» **What you should do**
Only those lines running from the line that contains "Read all visible content and emit it as JSON." through the end of the material are to be written out, each exactly as shown.

» **Source material**
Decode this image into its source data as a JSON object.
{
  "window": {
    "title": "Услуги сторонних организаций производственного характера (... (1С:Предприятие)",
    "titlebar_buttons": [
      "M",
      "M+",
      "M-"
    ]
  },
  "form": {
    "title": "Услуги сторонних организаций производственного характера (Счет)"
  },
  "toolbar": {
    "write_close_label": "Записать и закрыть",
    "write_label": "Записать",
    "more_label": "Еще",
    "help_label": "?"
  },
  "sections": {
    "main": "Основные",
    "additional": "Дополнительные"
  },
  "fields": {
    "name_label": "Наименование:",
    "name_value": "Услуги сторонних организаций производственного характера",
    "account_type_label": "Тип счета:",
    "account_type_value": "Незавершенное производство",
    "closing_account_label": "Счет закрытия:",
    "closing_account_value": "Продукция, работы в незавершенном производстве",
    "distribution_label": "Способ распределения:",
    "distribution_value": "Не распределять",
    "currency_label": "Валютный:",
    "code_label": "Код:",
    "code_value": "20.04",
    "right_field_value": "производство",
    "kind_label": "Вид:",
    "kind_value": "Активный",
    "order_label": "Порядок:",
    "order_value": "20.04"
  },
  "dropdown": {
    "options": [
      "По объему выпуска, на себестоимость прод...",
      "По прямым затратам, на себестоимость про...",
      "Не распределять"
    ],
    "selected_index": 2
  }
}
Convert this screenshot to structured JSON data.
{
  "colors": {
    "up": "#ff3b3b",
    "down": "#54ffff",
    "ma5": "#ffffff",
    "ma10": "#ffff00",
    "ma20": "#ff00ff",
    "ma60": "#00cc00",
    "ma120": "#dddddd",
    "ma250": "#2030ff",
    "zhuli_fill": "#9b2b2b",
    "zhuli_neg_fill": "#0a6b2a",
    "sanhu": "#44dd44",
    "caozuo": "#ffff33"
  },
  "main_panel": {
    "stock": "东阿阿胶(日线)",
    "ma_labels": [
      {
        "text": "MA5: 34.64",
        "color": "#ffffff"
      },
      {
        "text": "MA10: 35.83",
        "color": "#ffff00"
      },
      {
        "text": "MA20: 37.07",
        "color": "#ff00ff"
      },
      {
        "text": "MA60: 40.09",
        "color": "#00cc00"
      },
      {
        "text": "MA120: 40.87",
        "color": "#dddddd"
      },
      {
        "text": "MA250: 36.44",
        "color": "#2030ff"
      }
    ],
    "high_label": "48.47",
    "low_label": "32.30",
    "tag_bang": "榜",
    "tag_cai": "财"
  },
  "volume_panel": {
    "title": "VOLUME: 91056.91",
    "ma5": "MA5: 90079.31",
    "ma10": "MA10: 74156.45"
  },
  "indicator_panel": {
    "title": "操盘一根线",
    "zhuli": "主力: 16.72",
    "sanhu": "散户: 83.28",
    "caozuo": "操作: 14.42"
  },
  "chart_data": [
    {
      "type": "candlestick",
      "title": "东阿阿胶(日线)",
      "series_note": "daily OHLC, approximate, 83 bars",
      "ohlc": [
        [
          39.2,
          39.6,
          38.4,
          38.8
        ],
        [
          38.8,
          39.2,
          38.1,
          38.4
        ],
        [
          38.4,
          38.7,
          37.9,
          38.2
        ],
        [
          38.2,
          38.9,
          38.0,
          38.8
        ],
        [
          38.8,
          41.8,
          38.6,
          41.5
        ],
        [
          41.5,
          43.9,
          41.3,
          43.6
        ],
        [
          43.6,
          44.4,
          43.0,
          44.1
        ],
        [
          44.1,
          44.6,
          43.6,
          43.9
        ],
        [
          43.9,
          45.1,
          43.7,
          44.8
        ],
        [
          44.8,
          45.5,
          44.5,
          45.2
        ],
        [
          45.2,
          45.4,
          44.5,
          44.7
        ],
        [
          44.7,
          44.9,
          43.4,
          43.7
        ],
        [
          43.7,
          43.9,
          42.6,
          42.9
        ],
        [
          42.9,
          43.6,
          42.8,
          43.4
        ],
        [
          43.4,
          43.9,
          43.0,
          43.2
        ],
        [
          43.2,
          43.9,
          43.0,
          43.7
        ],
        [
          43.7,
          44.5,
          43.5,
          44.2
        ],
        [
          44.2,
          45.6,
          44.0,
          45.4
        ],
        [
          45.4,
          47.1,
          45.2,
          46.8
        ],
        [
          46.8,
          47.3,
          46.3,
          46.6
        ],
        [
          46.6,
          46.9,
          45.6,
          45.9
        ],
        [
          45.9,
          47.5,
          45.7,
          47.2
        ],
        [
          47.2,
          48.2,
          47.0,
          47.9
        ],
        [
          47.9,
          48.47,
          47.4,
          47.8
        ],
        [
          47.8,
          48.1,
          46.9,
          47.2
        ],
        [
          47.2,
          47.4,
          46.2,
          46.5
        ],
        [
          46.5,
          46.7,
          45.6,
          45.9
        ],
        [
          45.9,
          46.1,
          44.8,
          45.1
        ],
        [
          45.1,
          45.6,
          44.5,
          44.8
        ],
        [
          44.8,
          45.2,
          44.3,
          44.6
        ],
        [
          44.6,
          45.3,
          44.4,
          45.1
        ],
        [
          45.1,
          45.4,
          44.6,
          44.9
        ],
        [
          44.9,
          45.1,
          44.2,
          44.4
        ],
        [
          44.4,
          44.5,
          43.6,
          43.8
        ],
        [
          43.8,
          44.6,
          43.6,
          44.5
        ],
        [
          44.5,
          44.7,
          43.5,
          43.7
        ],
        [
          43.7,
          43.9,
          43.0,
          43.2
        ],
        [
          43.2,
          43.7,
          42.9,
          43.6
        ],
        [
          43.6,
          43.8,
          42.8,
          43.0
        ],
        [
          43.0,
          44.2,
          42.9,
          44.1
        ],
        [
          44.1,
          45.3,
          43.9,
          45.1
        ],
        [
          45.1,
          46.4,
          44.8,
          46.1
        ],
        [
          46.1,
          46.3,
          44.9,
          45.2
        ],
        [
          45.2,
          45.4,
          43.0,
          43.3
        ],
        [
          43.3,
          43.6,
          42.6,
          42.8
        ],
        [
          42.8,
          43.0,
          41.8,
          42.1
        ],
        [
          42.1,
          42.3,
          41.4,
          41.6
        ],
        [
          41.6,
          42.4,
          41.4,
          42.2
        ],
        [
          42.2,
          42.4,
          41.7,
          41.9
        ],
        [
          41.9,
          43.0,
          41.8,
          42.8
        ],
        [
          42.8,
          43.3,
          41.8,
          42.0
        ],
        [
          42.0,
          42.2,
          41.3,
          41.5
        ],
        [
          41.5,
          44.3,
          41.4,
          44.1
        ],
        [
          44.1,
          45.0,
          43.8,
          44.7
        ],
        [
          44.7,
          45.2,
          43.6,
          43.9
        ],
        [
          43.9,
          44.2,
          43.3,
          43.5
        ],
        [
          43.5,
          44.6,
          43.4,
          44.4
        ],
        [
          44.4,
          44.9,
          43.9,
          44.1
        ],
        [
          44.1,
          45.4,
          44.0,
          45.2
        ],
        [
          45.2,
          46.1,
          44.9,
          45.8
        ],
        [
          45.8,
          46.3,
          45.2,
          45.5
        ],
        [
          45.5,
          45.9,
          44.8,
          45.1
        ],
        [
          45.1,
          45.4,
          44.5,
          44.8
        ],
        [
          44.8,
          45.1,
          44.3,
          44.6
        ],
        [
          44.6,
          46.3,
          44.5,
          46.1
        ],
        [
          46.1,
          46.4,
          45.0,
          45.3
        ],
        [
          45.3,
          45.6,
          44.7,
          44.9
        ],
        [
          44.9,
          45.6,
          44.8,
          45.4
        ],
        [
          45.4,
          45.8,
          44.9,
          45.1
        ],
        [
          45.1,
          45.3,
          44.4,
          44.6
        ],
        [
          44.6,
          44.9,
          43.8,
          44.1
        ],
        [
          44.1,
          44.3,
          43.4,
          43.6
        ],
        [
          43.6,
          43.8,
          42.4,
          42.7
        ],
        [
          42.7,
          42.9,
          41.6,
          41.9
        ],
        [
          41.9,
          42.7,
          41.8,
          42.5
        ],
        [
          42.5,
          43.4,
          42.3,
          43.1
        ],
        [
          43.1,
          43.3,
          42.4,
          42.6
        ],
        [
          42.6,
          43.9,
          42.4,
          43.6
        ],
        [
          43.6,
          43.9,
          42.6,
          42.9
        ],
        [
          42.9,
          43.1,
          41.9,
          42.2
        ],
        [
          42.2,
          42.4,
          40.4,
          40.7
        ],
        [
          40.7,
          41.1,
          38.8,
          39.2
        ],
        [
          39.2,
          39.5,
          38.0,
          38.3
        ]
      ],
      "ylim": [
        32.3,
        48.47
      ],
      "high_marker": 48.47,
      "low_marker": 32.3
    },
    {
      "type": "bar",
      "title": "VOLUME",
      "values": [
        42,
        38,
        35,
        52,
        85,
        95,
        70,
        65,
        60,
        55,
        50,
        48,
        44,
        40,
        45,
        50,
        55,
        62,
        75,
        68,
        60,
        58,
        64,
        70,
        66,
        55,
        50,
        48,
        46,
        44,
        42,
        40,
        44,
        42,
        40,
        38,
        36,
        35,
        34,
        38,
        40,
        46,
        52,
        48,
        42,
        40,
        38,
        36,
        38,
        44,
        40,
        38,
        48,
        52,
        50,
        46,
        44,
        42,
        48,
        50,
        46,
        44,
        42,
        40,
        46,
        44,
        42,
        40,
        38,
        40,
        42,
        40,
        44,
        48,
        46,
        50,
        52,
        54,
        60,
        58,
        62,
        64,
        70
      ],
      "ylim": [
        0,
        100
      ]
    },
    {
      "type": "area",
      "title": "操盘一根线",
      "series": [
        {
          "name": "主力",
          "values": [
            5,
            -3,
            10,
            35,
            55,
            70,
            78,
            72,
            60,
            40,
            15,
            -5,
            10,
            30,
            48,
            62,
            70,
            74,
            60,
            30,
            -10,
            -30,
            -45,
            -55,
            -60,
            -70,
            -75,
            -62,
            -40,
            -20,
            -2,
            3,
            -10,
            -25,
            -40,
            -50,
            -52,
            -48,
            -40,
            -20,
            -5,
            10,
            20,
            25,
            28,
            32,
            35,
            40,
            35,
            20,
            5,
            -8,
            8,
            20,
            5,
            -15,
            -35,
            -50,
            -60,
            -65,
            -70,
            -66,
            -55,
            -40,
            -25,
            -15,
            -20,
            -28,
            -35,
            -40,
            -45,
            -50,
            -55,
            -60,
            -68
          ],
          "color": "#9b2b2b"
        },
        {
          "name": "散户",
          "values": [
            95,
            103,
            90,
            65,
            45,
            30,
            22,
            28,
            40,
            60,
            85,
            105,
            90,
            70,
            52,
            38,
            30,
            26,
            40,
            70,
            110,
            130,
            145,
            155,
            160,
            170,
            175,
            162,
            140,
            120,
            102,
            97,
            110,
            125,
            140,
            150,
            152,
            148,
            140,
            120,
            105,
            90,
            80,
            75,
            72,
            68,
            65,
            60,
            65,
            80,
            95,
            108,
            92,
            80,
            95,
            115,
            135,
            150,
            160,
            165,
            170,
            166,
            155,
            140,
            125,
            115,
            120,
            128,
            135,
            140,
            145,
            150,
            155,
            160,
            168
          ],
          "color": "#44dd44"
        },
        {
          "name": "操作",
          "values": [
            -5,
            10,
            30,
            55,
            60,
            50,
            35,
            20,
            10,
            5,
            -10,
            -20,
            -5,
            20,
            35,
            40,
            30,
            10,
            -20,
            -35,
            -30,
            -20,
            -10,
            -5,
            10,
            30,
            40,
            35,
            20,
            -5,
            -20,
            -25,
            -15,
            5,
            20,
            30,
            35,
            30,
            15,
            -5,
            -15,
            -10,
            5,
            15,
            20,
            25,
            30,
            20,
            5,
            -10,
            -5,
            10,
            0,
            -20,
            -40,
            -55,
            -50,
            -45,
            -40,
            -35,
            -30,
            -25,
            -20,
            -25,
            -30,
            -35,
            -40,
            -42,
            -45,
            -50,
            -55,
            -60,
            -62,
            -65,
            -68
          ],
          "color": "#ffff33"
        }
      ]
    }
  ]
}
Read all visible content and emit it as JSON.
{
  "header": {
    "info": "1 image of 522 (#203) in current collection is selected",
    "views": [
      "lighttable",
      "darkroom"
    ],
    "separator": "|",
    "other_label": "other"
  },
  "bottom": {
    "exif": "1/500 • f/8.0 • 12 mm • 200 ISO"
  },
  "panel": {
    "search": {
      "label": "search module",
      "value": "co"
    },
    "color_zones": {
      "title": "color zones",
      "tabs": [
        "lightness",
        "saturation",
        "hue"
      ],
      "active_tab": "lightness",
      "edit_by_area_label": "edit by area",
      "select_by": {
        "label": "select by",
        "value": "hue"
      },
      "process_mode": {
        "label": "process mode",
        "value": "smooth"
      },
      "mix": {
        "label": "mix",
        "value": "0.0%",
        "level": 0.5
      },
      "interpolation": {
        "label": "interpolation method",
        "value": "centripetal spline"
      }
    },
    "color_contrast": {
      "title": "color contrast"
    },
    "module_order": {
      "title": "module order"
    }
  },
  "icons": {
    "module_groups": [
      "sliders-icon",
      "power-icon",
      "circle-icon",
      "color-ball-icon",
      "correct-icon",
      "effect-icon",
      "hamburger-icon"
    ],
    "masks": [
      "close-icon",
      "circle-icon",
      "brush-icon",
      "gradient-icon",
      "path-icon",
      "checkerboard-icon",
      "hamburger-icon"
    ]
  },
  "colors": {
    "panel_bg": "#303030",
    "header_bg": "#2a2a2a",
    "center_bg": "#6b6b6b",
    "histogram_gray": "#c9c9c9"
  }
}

» **Completed task**
Read all visible content and emit it as JSON.
{
  "header": {
    "info": "1 image of 522 (#203) in current collection is selected",
    "views": [
      "lighttable",
      "darkroom"
    ],
    "separator": "|",
    "other_label": "other"
  },
  "bottom": {
    "exif": "1/500 • f/8.0 • 12 mm • 200 ISO"
  },
  "panel": {
    "search": {
      "label": "search module",
      "value": "co"
    },
    "color_zones": {
      "title": "color zones",
      "tabs": [
        "lightness",
        "saturation",
        "hue"
      ],
      "active_tab": "lightness",
      "edit_by_area_label": "edit by area",
      "select_by": {
        "label": "select by",
        "value": "hue"
      },
      "process_mode": {
        "label": "process mode",
        "value": "smooth"
      },
      "mix": {
        "label": "mix",
        "value": "0.0%",
        "level": 0.5
      },
      "interpolation": {
        "label": "interpolation method",
        "value": "centripetal spline"
      }
    },
    "color_contrast": {
      "title": "color contrast"
    },
    "module_order": {
      "title": "module order"
    }
  },
  "icons": {
    "module_groups": [
      "sliders-icon",
      "power-icon",
      "circle-icon",
      "color-ball-icon",
      "correct-icon",
      "effect-icon",
      "hamburger-icon"
    ],
    "masks": [
      "close-icon",
      "circle-icon",
      "brush-icon",
      "gradient-icon",
      "path-icon",
      "checkerboard-icon",
      "hamburger-icon"
    ]
  },
  "colors": {
    "panel_bg": "#303030",
    "header_bg": "#2a2a2a",
    "center_bg": "#6b6b6b",
    "histogram_gray": "#c9c9c9"
  }
}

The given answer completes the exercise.